Bill Moyers had a show back in February called Taming Capitalism Run Wild with, my favorite economist, Richard Wolff.
I realize asking someone to watch a 45 minute video within a post online might be far-fetched, but if you have the time (now or later) I recommend it. We used it in the installation at Legion Arts because, as I am here in Iowa, this discussion is even more relevant. Here’s what Wolff has to say about the lack of criticism of Capitalism in the United States:
There has been that kind of thing in our history. I mean, we as Americans, after all, we take a certain pride, which I think is justified, we criticize our school system. We just spent two years criticizing our health delivery system in this country. We criticize our energy system, our transportation system.
And we want to believe, and I think it’s true, that to criticize this system, to have an honest debate, exposes flaws, makes it possible to repair or improve them, and then our society benefits. But then how do you explain, and that’s your question, that we don’t do that for our economic system?
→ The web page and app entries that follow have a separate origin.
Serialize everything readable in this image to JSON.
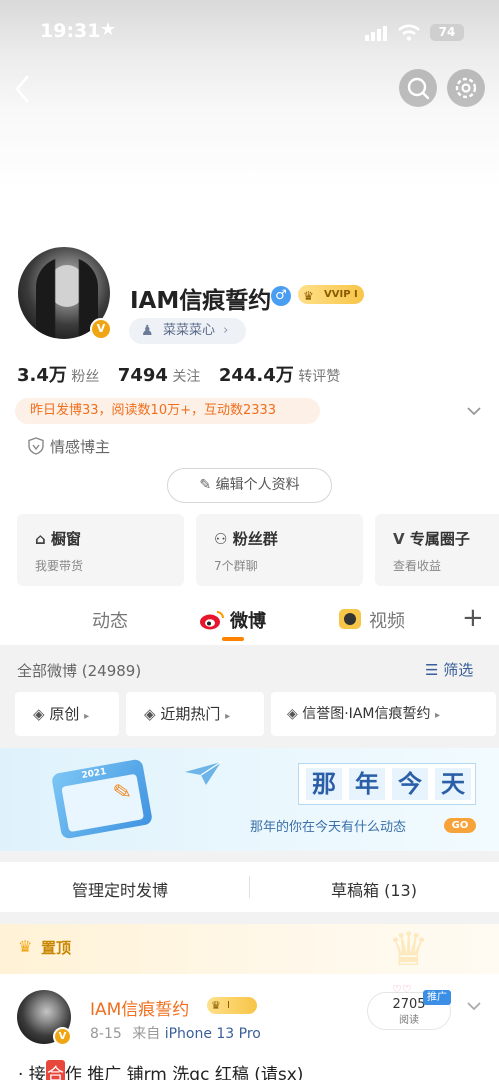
{
  "status_bar": {
    "time": "19:31",
    "battery": "74"
  },
  "profile": {
    "name": "IAM信痕誓约",
    "vip_badge": "VVIP I",
    "fan_group_pill": "菜菜菜心",
    "stats": [
      {
        "value": "3.4万",
        "label": "粉丝"
      },
      {
        "value": "7494",
        "label": "关注"
      },
      {
        "value": "244.4万",
        "label": "转评赞"
      }
    ],
    "activity": "昨日发博33，阅读数10万+，互动数2333",
    "tag": "情感博主",
    "edit_button": "编辑个人资料"
  },
  "cards": [
    {
      "title": "橱窗",
      "sub": "我要带货"
    },
    {
      "title": "粉丝群",
      "sub": "7个群聊"
    },
    {
      "title": "专属圈子",
      "sub": "查看收益"
    }
  ],
  "tabs": [
    "动态",
    "微博",
    "视频"
  ],
  "feed": {
    "all_count": "全部微博 (24989)",
    "filter": "筛选",
    "filters": [
      "原创",
      "近期热门",
      "信誉图·IAM信痕誓约"
    ]
  },
  "banner": {
    "chars": [
      "那",
      "年",
      "今",
      "天"
    ],
    "subtitle": "那年的你在今天有什么动态",
    "go": "GO",
    "calendar_year": "2021"
  },
  "manage": {
    "scheduled": "管理定时发博",
    "drafts": "草稿箱 (13)"
  },
  "pinned": {
    "label": "置顶",
    "author": "IAM信痕誓约",
    "vip_badge": "I",
    "meta_date": "8-15",
    "meta_source": "来自",
    "meta_device": "iPhone 13 Pro",
    "read_count": "2705",
    "read_label": "阅读",
    "promo_badge": "推广",
    "text_prefix": "· 接",
    "text_highlight": "合",
    "text_rest": "作 推广 铺rm 洗gc 红稿 (请sx)"
  },
  "colors": {
    "accent": "#ff8200",
    "link_blue": "#3a5f9a",
    "vip_gold": "#f7c548"
  }
}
For 50 years, when capitalism is raised, you have two allowable responses: celebration, cheerleading. Okay, that’s very nice. But that means you have freed that system from all criticism, from all real debate. It can indulge its worst tendencies without fear of exposure and attack. Because when you begin to criticize capitalism, you’re either told that you’re ignorant and don’t understand things, or with more dark implications, you’re somehow disloyal. You’re somehow a person who doesn’t like America or something.
I’ve experienced all those responses — the interrogation of a system with the goal of improvement, as well as the doubts about my intelligence and questions of loyalty. In fact, I’ve seen more of the latter in Cedar Rapids. There’s been more anger here than anywhere else I’ve traveled with the Capitalism Works For Me! True/False sign (not all anger, but a higher ratio).
Often I get asked by people approaching the sign, “what are you proposing” or sometimes told, “there is no alternative” (and the speaker is not aware of the history of that phrase). I always answer “something better” because often socialism and communism are brought up, and I try to steer people away from things they likely see as failures of the past. Usually this tactic works and we can move the conversation from a dead-ending confrontation about Capitalism/USA vs Communist and Socialist Others to place of hope and vision — the economic system is not set in stone, there can be alternatives, things can get better. Ultimately a softening of their position and opening to, what may feel like, radical new ideas. Most importantly, new ideas that are coming from within themselves.
Iowa is the first place I have met hostility to this — from a small minority of participants, but still very present. One visitor, who was an older man, owner of multiple businesses, and a Vietnam vet aggressively responded to my “something better” with “that’s weak!” The attitude was that if I was going to criticize the U.S. economic system, I better have some idea of a system to replace it — and all the better if it was something he could rip apart — but coming to the table with nothing was even worse. The idea of moving forward admitting you don’t know exactly where you’ll end up was unacceptable.
Of course, I see this approach more analogous to advising someone to continue in a romantic relationship they know is hurting them because it’s unthinkable to be with no partner at all.
Sometimes you just need to move forward into the unknown.
If the sign is asking anything, it’s asking you to check-in at the edge of that unknown.
For some, that is threatening and causes an angry and defensive response. Perhaps because it challenges a system that has treated them very well. The reaction may also be explained by what Wolff’s wife describes — that facing the system’s failures is too ugly and clinging to the ideals is more attractive. I think part of the explanation must include the simple fact that moving away from anything familiar towards an unknown is frightening.
For me, this path may be more familiar, if not still a little frightening: it’s part of the creative process. As an artist, I don’t have fully formed ideas of completed works. They come in flashes, are fleshed out in iterations, bad sketches, and progress through tests, study, conversations, and taking breaks. It’s a long journey and sometimes ideas are even abandoned along the way. All this is normal. This is how you get somewhere better. This is how you make any progress at all.
Like all creative processes, our lives also happen in iterations. Every day we come at it again, learning from the past and striving to be better. As a culture, we can do the same. The truly harmful form of conservative thinking (not in the political sense) I see here is clinging to a single world view. As Stephen Colbert put it “Thinking the same thing on Wednesday that you did on Monday. No matter what happened on Tuesday.” Going further, it’s clinging only to what one knows as most tangible and real — their singular experience of reality — closing ones eyes in the face a problem with no sure solutions.
To solve problems, we need the vision and the courage to go forward through darkness with eyes wide open.